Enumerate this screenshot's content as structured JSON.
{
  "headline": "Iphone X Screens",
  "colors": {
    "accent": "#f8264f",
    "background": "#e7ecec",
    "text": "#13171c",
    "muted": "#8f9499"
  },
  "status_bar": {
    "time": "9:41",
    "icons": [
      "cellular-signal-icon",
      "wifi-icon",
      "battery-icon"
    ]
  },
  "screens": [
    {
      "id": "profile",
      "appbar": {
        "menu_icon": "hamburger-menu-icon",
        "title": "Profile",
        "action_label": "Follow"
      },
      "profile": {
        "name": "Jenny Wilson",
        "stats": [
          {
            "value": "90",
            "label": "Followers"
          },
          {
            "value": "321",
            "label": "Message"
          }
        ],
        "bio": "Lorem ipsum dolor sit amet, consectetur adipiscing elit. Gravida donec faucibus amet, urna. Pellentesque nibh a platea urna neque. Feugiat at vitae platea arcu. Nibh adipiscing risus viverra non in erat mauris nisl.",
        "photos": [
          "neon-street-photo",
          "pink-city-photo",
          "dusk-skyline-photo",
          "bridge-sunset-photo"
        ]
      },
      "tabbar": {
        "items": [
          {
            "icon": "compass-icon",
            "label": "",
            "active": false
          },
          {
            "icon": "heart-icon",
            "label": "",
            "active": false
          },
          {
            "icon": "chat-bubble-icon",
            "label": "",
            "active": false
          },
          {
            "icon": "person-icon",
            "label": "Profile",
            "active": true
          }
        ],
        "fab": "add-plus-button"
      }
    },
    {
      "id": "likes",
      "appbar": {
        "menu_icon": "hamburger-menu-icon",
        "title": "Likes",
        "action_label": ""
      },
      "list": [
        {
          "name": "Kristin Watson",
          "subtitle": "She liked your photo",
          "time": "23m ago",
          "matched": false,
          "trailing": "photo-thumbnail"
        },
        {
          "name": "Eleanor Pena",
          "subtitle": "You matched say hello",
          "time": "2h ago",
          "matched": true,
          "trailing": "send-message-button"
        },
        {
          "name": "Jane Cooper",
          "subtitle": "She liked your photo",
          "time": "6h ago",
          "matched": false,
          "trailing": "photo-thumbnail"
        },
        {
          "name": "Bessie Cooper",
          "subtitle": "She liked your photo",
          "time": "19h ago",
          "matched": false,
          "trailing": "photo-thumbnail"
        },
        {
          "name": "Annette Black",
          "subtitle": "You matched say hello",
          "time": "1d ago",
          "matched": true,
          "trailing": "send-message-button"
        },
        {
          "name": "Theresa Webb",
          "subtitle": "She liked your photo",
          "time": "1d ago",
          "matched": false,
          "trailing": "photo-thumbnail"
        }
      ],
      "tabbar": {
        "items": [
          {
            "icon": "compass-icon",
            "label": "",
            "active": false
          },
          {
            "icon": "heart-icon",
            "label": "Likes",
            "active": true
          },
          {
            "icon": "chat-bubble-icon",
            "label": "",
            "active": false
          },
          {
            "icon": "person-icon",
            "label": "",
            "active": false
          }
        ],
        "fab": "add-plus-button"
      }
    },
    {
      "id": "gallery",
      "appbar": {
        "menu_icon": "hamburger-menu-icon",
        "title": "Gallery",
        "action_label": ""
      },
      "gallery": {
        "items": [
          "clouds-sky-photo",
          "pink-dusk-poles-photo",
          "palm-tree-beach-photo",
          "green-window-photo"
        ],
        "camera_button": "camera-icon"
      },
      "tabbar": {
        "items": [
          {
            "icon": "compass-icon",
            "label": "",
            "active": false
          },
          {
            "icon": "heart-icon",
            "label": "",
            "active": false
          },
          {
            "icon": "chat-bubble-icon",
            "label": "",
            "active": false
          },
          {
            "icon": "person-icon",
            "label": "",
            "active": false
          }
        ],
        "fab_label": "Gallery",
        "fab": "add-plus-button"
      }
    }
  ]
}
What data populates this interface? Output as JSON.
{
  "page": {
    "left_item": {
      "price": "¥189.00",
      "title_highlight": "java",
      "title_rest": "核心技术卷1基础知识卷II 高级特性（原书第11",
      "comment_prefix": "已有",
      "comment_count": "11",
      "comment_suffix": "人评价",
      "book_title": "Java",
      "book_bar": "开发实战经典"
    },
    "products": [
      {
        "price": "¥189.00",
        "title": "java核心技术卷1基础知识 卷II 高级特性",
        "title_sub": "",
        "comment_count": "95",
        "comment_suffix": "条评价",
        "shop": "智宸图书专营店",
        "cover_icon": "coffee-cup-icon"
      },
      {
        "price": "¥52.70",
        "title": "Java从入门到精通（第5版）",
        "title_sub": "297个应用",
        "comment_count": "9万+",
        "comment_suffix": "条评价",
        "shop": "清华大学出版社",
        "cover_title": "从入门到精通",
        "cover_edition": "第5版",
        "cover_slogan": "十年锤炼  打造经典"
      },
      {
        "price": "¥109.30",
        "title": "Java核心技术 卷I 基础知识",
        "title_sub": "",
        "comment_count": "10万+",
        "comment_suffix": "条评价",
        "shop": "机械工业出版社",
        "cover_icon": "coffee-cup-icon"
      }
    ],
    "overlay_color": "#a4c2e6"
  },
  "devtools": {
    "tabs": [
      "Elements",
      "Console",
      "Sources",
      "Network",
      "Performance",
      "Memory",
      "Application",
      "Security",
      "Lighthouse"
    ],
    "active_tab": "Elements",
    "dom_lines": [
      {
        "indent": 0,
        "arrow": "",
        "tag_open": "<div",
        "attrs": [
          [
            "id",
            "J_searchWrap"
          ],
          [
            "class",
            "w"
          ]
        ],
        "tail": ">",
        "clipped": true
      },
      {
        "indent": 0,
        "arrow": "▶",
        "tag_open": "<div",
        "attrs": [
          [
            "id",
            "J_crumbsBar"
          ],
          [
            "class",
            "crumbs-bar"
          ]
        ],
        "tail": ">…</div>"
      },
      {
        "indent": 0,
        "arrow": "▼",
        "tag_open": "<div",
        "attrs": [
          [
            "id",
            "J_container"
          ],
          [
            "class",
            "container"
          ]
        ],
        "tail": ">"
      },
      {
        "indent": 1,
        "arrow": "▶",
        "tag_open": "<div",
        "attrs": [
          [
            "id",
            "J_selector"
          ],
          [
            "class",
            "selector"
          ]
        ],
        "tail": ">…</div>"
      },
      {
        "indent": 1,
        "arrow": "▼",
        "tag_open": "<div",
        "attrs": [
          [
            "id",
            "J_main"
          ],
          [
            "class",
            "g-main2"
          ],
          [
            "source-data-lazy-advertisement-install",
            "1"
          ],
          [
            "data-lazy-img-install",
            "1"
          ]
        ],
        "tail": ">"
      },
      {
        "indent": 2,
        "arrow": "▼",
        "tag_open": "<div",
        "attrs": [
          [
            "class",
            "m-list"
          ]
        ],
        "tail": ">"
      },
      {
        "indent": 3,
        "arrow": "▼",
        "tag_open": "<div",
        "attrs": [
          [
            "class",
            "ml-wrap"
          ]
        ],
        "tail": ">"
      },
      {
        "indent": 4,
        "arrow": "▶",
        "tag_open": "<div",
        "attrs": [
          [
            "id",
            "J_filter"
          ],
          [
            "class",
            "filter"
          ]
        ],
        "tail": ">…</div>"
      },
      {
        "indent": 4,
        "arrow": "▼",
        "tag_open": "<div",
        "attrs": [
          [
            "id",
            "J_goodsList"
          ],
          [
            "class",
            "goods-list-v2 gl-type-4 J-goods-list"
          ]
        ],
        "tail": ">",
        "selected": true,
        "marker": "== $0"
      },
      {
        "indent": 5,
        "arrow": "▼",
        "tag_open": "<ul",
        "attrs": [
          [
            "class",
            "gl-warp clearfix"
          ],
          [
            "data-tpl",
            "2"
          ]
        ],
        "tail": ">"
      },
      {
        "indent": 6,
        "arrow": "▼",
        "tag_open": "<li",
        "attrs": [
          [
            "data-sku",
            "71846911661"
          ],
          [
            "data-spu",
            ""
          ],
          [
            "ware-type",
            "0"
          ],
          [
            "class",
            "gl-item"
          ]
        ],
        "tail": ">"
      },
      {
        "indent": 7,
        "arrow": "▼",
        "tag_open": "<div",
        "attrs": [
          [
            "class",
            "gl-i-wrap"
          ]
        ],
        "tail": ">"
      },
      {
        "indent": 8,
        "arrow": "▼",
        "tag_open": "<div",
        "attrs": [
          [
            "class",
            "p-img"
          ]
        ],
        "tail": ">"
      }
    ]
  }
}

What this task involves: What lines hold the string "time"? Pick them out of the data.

Answer space:
    "time": "9:41",
          "time": "23m ago",
          "time": "2h ago",
          "time": "6h ago",
          "time": "19h ago",
          "time": "1d ago",
          "time": "1d ago",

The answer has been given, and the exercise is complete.